Mary Jane could roast 30 kilos or about 66lbs at a time. Many roasters have sweet spots, or sweet weights - specific weights at which the roaster operates optimally. Mary Jane's sweet spot was at about 45lbs. So, we did batches of 45lbs and roasted continuously for hours at a time. When it was all said and done, we had roasted over 700lbs of coffee together, cupped over 100+ sample roasts, and developed a friendship.
A unique opportunity presented itself when an Italian woman and her colleague showed up at the Co-op one day with the intention of cupping coffees for purchase and export to Italy. The directors, 6 in total, came to the warehouse. Kenny and I led the cupping for this visit. The directors, the Italians, and even I were impressed with Kenny. He was professional, precise, and helpful to everyone throughout the cupping. He took the time to explain the difference in each roast and described the progress of his roasting training.
It amazes me how warm, authentic, and welcoming the people of Guatemala were, especially Kenny the roaster, and Abraham my guide. We spent 6 days together and I can honestly say, I gained two friends within that time. We talked about life, work, and coffee. We talked about our families, our hopes, and our fears. We discussed ways we want to improve and grow as coffee professionals. We discussed the relationship between our countries. They told me stories of factories, where Guatemalans work in intense conditions for US companies, making less than $9 per day. I told them stories of believing in my dreams and working day in and day out to achieve them, regardless of the odds. They shared with me the hardships their parents faced and I told them about Hyattsville and the amazing community we have there supporting our cafe and roastery.
It became very clear just how blessed I truly am. We take for granted so many things in our country. To name a few, the fact that we have a consistent systemized way of removing trash, the ability to recycle EASILY, and access to milk - already these are game changers.
And milk man! Milk is one of my absolute, favorite things to drink! But more importantly, in Guatemala, they offer 1-2 different kinds of milk in the entire country. Getting fresh milk produced well and tasting great in a latte or cappuccino is damn near impossible to find. Be grateful that you can walk into a Safeway and choose from about 6-8 different brands and/or kinds of milk. That is most definitely NOT the case in every country.
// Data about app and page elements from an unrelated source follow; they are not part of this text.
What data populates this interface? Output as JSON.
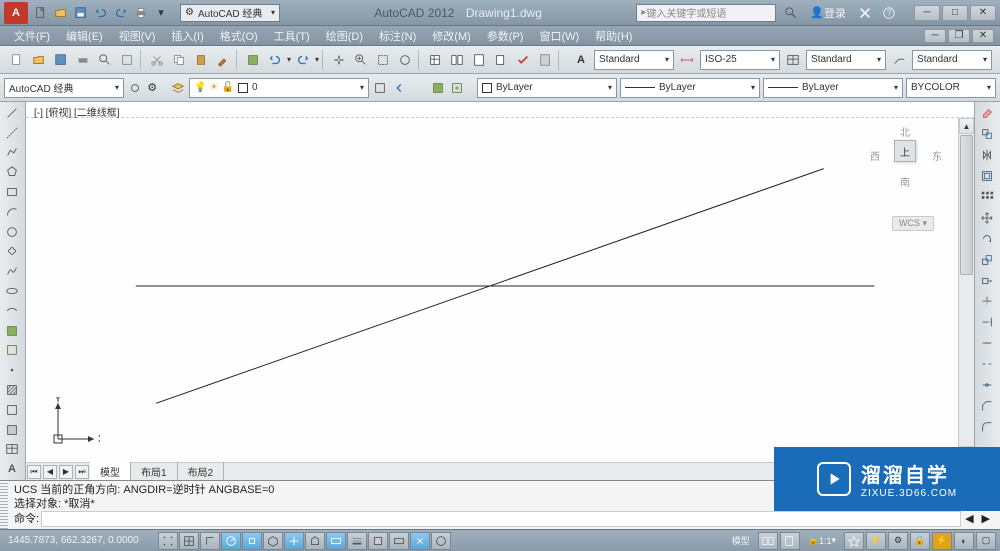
{
  "app": {
    "name": "AutoCAD 2012",
    "document": "Drawing1.dwg",
    "icon_letter": "A"
  },
  "workspace_dropdown": "AutoCAD 经典",
  "search_placeholder": "键入关键字或短语",
  "login_label": "登录",
  "menu": [
    "文件(F)",
    "编辑(E)",
    "视图(V)",
    "插入(I)",
    "格式(O)",
    "工具(T)",
    "绘图(D)",
    "标注(N)",
    "修改(M)",
    "参数(P)",
    "窗口(W)",
    "帮助(H)"
  ],
  "toolbar2": {
    "workspace": "AutoCAD 经典",
    "layer_state": "0",
    "text_style": "Standard",
    "dim_style": "ISO-25",
    "table_style": "Standard",
    "mleader_style": "Standard"
  },
  "properties_bar": {
    "color": "ByLayer",
    "linetype": "ByLayer",
    "lineweight": "ByLayer",
    "plot_style": "BYCOLOR"
  },
  "viewport_label": "[-] [俯视] [二维线框]",
  "navcube": {
    "n": "北",
    "s": "南",
    "e": "东",
    "w": "西",
    "top": "上",
    "wcs": "WCS ▾"
  },
  "ucs_axes": {
    "x": "X",
    "y": "Y"
  },
  "tabs": {
    "items": [
      "模型",
      "布局1",
      "布局2"
    ],
    "active": 0
  },
  "command": {
    "line1": "UCS 当前的正角方向:   ANGDIR=逆时针   ANGBASE=0",
    "line2": "选择对象: *取消*",
    "prompt": "命令:"
  },
  "status": {
    "coords": "1445.7873, 662.3267, 0.0000",
    "right": {
      "model": "模型",
      "scale": "1:1"
    }
  },
  "watermark": {
    "main": "溜溜自学",
    "sub": "ZIXUE.3D66.COM"
  },
  "colors": {
    "accent": "#1a6bb8",
    "app_red": "#c0392b"
  }
}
By the end of the trip, I had run through just about every feeling or emotion there is. Happy, worried, sad, mad, excited, let down, proud, and love.
I was happy that I could have an impact and assist Kenny and Asedecohue with getting the roastery up and running. It was far from finished, but we had come a great way in a short amount of time. I was sad because I now fully understood the hardships these people faced on a daily basis. I was mad because I felt small, as if my impact was not as great as I had hoped it to be. I was excited when I first arrived and looking forward to giving 100% of help in any way I could. I felt like I let the folks at Asdecohue down because I was only able to get them to this point, at which I was now going to leave and return home. I could not help them with their processing equipment. I could not offer long term solutions to finishing their warehouse. It killed me that I couldn't carry out the project and watch over it. I felt proud when Kenny realized the potential behind his roaster, Mary Jane, and was able to apply the knowledge passed on to him. I felt love from these people, this community, and their country - an opportunity I could not pass up and am fortunate to have experienced it.